Curbed University delivers insider tips and non-boring advice on how to buy, sell, or rent a home or apartment, with leading experts lending their two cents. Additional questions welcomed to email@example.com. Today: Brokers and their commissions, with commentary by Vanessa Grout, President of Douglas Elliman Florida.
Question: How much do real estate brokers get paid?
Short Answer: Brokers get a 6% cut.
Long Answer: Everything is negotiable, but the rule of thumb is 6%, meaning you can often (usually?) negotiate less. There are various reasons why a commission would be slightly lower or higher based on the difficulty of the sale, the market, etc. This money is divided, usually 50/50 between the buyer's and seller's broker, and if there's only one broker involved, then it all goes to them. What if you sell your house to your aunt, and no broker is involved?
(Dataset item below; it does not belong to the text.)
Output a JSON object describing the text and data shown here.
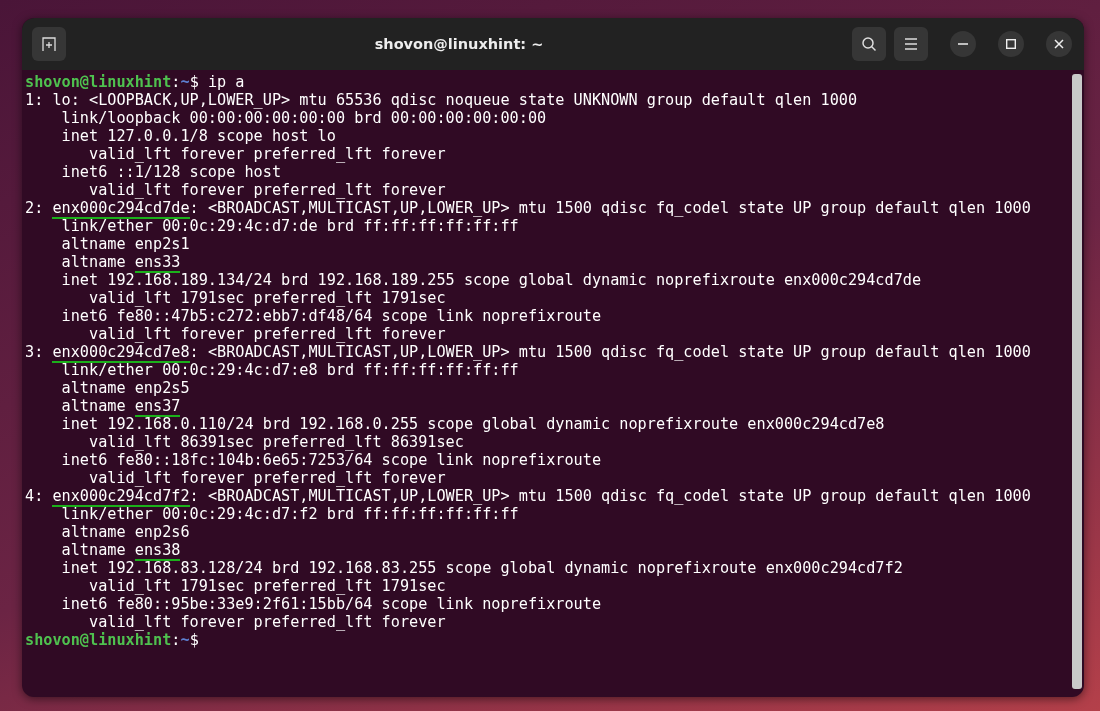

If this happens during the period of the contract (usually 90-180 days) the broker gets the commission anyway, because, well, you signed a contract and they did a bunch of work anyways, like marketing the house and listing it on the MLS.
Although 6% can add up to a lot of money, especially for big ticket sales, it's usually divided up multiple times. A quick note on terminology: a broker is a company (a.k.a. a "brokerage"), and an agent is the person in the company tasked with selling your house. Each party's agent gets some of the money, while those agents' brokerages get the rest. Then the cost of marketing your house still has to be deducted. In the end, each agent involved usually gets significantly less than that grand sounding 6%, but they still make way more than journalists like us. And that's basically it. And unlike most things, there aren't any weird Floridian twists to that basic system (that we know of, and we looked).
Vanessa Grout, President of Douglas Elliman Florida, tells us a little more about the ins-and-outs of broker commissions:
The regulation of Real Estate Brokers is maintained at the state level, meaning Florida covers Florida, New York covers New York, etc. But all over the U.S., real estate commissions are completely negotiable between the listing broker and the seller. These two parties can agree on any amount whatsoever, paid as a flat fee or one based on a percentage of the sale. The standard transaction fee charged to the seller by the seller's agent is 6% of the purchase price. Typically, this commission is paid evenly upon closing to the listing or seller's agent and to the buyer's agent. Commissions may be increased or decreased by the listing broker, as warranted. For example, if the listing broker deems that the property will be difficult to sell, the brokerage may charge a higher commission. If the seller anticipates the requirement to accept less than a desired value, the commission may be reduced. Note that any commission reduction must be agreed upon before the buyer's agent submits an offer and listing brokers are responsible for communicating the amount of the commission due to the buyer's agent on the MLS. Okay, so pretty straightforward stuff. For more on the benefits of a broker, or why you might want to do it alone (and save that 6%) see our post house hunting.
· Curbed University archives [Curbed Miami]